Meyer was drafted 23rd overall by the Washington Nationals in the 2011 MLB Draft. At the time of the draft, it was said that “He has the chance to be a top-of-the-rotation-type starter, and that should have many teams, particularly those in the second half of the first round, taking a long look at him.”
He made a name for himself with his electric mid to high-90s Fastball and rolled with it. However, his career hasn’t gone necessarily the way envisioned predraft. In 2012, He was the #50 prospect in all of baseball at the age of 22, the #32 prospect in baseball in 2013, and the #27 prospect in baseball in 2014. Since 2014, Meyer had NOT been ranked in the top 100 prospects in baseball.

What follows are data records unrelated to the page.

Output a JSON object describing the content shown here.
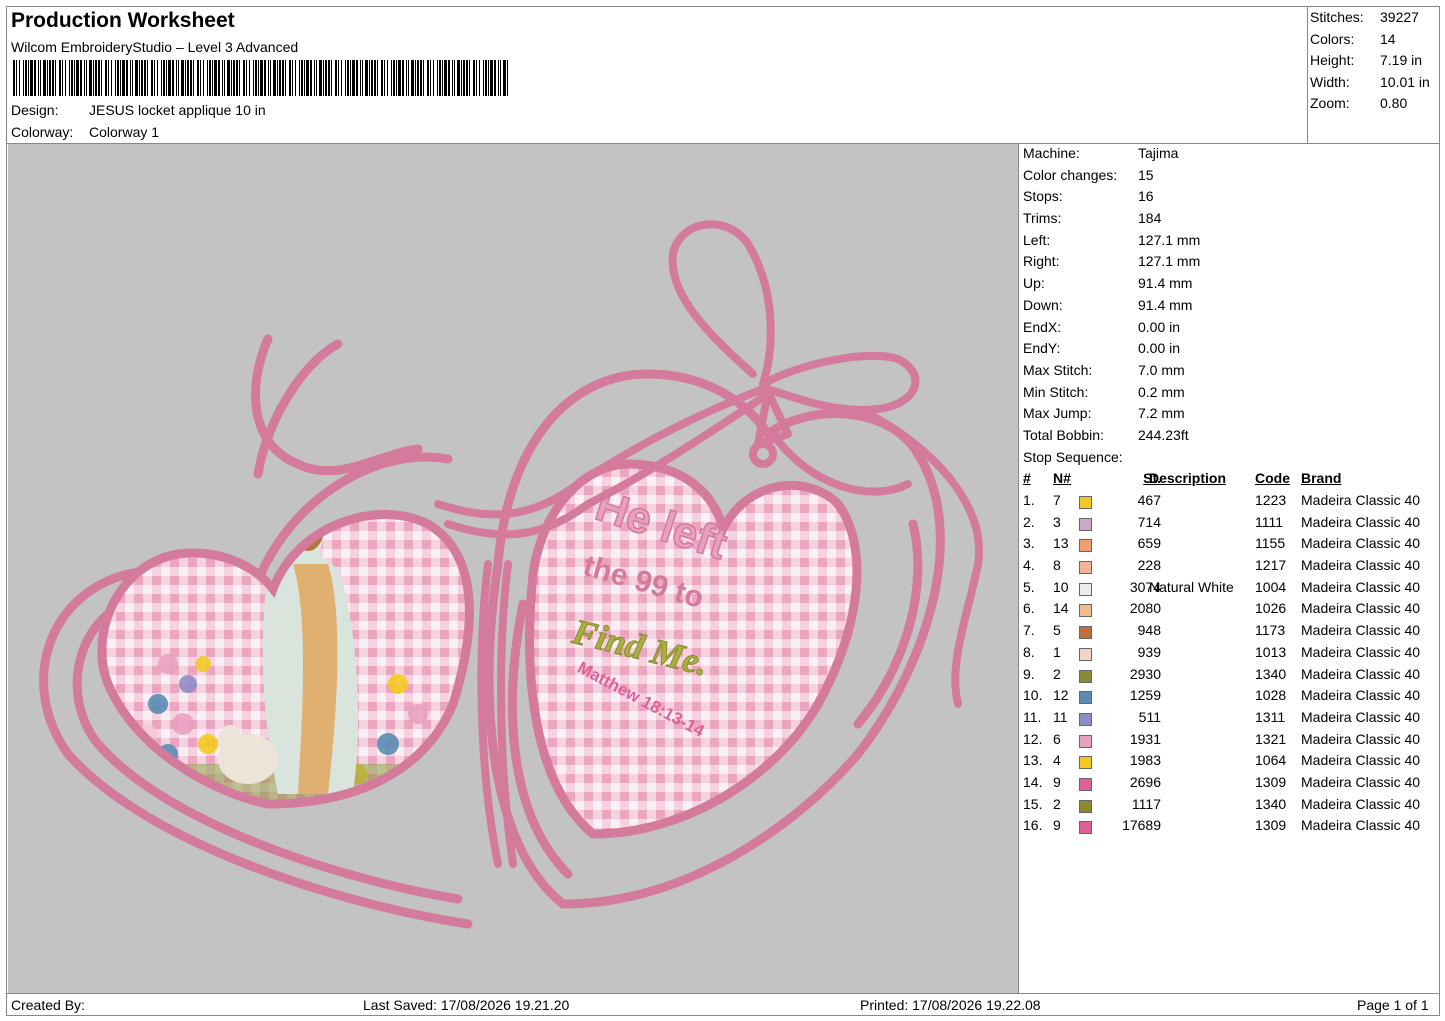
{
  "header": {
    "title": "Production Worksheet",
    "software": "Wilcom EmbroideryStudio – Level 3 Advanced",
    "design_label": "Design:",
    "design_value": "JESUS locket applique 10 in",
    "colorway_label": "Colorway:",
    "colorway_value": "Colorway 1"
  },
  "stats": [
    {
      "label": "Stitches:",
      "value": "39227"
    },
    {
      "label": "Colors:",
      "value": "14"
    },
    {
      "label": "Height:",
      "value": "7.19 in"
    },
    {
      "label": "Width:",
      "value": "10.01 in"
    },
    {
      "label": "Zoom:",
      "value": "0.80"
    }
  ],
  "details": [
    {
      "label": "Machine:",
      "value": "Tajima"
    },
    {
      "label": "Color changes:",
      "value": "15"
    },
    {
      "label": "Stops:",
      "value": "16"
    },
    {
      "label": "Trims:",
      "value": "184"
    },
    {
      "label": "Left:",
      "value": "127.1 mm"
    },
    {
      "label": "Right:",
      "value": "127.1 mm"
    },
    {
      "label": "Up:",
      "value": "91.4 mm"
    },
    {
      "label": "Down:",
      "value": "91.4 mm"
    },
    {
      "label": "EndX:",
      "value": "0.00 in"
    },
    {
      "label": "EndY:",
      "value": "0.00 in"
    },
    {
      "label": "Max Stitch:",
      "value": "7.0 mm"
    },
    {
      "label": "Min Stitch:",
      "value": "0.2 mm"
    },
    {
      "label": "Max Jump:",
      "value": "7.2 mm"
    },
    {
      "label": "Total Bobbin:",
      "value": "244.23ft"
    }
  ],
  "stop_sequence": {
    "title": "Stop Sequence:",
    "columns": {
      "num": "#",
      "n": "N#",
      "st": "St.",
      "desc": "Description",
      "code": "Code",
      "brand": "Brand"
    },
    "rows": [
      {
        "num": "1.",
        "n": "7",
        "color": "#f2c827",
        "st": "467",
        "desc": "",
        "code": "1223",
        "brand": "Madeira Classic 40"
      },
      {
        "num": "2.",
        "n": "3",
        "color": "#c9a8c9",
        "st": "714",
        "desc": "",
        "code": "1111",
        "brand": "Madeira Classic 40"
      },
      {
        "num": "3.",
        "n": "13",
        "color": "#f0a070",
        "st": "659",
        "desc": "",
        "code": "1155",
        "brand": "Madeira Classic 40"
      },
      {
        "num": "4.",
        "n": "8",
        "color": "#f2b49a",
        "st": "228",
        "desc": "",
        "code": "1217",
        "brand": "Madeira Classic 40"
      },
      {
        "num": "5.",
        "n": "10",
        "color": "#ececec",
        "st": "3074",
        "desc": "Natural White",
        "code": "1004",
        "brand": "Madeira Classic 40"
      },
      {
        "num": "6.",
        "n": "14",
        "color": "#f3bc8c",
        "st": "2080",
        "desc": "",
        "code": "1026",
        "brand": "Madeira Classic 40"
      },
      {
        "num": "7.",
        "n": "5",
        "color": "#c0703a",
        "st": "948",
        "desc": "",
        "code": "1173",
        "brand": "Madeira Classic 40"
      },
      {
        "num": "8.",
        "n": "1",
        "color": "#f3d4c8",
        "st": "939",
        "desc": "",
        "code": "1013",
        "brand": "Madeira Classic 40"
      },
      {
        "num": "9.",
        "n": "2",
        "color": "#8a8a30",
        "st": "2930",
        "desc": "",
        "code": "1340",
        "brand": "Madeira Classic 40"
      },
      {
        "num": "10.",
        "n": "12",
        "color": "#5a8cb4",
        "st": "1259",
        "desc": "",
        "code": "1028",
        "brand": "Madeira Classic 40"
      },
      {
        "num": "11.",
        "n": "11",
        "color": "#8c8cc8",
        "st": "511",
        "desc": "",
        "code": "1311",
        "brand": "Madeira Classic 40"
      },
      {
        "num": "12.",
        "n": "6",
        "color": "#e8a0c0",
        "st": "1931",
        "desc": "",
        "code": "1321",
        "brand": "Madeira Classic 40"
      },
      {
        "num": "13.",
        "n": "4",
        "color": "#f5c820",
        "st": "1983",
        "desc": "",
        "code": "1064",
        "brand": "Madeira Classic 40"
      },
      {
        "num": "14.",
        "n": "9",
        "color": "#e06098",
        "st": "2696",
        "desc": "",
        "code": "1309",
        "brand": "Madeira Classic 40"
      },
      {
        "num": "15.",
        "n": "2",
        "color": "#8a8a30",
        "st": "1117",
        "desc": "",
        "code": "1340",
        "brand": "Madeira Classic 40"
      },
      {
        "num": "16.",
        "n": "9",
        "color": "#e06098",
        "st": "17689",
        "desc": "",
        "code": "1309",
        "brand": "Madeira Classic 40"
      }
    ]
  },
  "design_text": {
    "line1": "He left",
    "line2": "the 99 to",
    "line3": "Find Me.",
    "line4": "Matthew 18:13-14"
  },
  "footer": {
    "created_by": "Created By:",
    "last_saved": "Last Saved: 17/08/2026 19.21.20",
    "printed": "Printed: 17/08/2026 19.22.08",
    "page": "Page 1 of 1"
  }
}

He made a brief appearance in the Majors in 2015 and 2016 with the Twins and struggled mightily in both opportunities. Meyer was then sent down to the minors and struggled more. Around the 2016 trade deadline, the Angels sent LHP Hector Santiago to the Twins in a trade for struggling RHP Ricky Nolasco and Alex Meyer. Meyer was on the disabled list at the time and the Angels were taking a risk on his potential and growth.
In 2017, the Angels had high hopes for Meyer. Starting pitchers Nick Tropeano and Andrew Heaney were recovering from Tommy John surgery and out for the season. The hope was that Meyer would come out in Spring Training and earn one of the rotation spots available on the Opening Day roster. What ended up happening was Meyer struggled to a tune of a 7.20 ERA in 5 games, walking 10 in 10 innings pitched and giving up 12 hits. Obviously, the move was then to send him back down to the minors to work out his persistent command problems.
The Angels then caught the injury bug again when RHP Garrett Richards went down early in April. On April 21st, Meyer was called up and in his first two starts in the Majors he struggled even more with a 9.39 ERA. Since then, however, he has been consistently improving. In the month of June alone, he has gone 22.2 innings with 27 K and a 1.19 ERA. His consistent improvments and growth has lowered his ERA to 3.52. Nevertheless, he has walked 12 batters this month so his control problems are still clear. He is a guy who will continue to grow and continue to improve. His command should improve along with that, thus giving him more of a chance to be consistent with his pitches and outings.
At age 21, Alex Meyer was a special talent with a special arm drafted with high hopes.
Today at age 27, Meyer is a late bloomer, but nevertheless is becoming the pitcher the Nationals hoped he’d be when they drafted him, the pitcher the Twins hoped he’d be when they traded Denard Span for him, and the pitcher the Angels hoped he’d be when they took a chance on a struggling right hander with potential.
He has a chance to be special.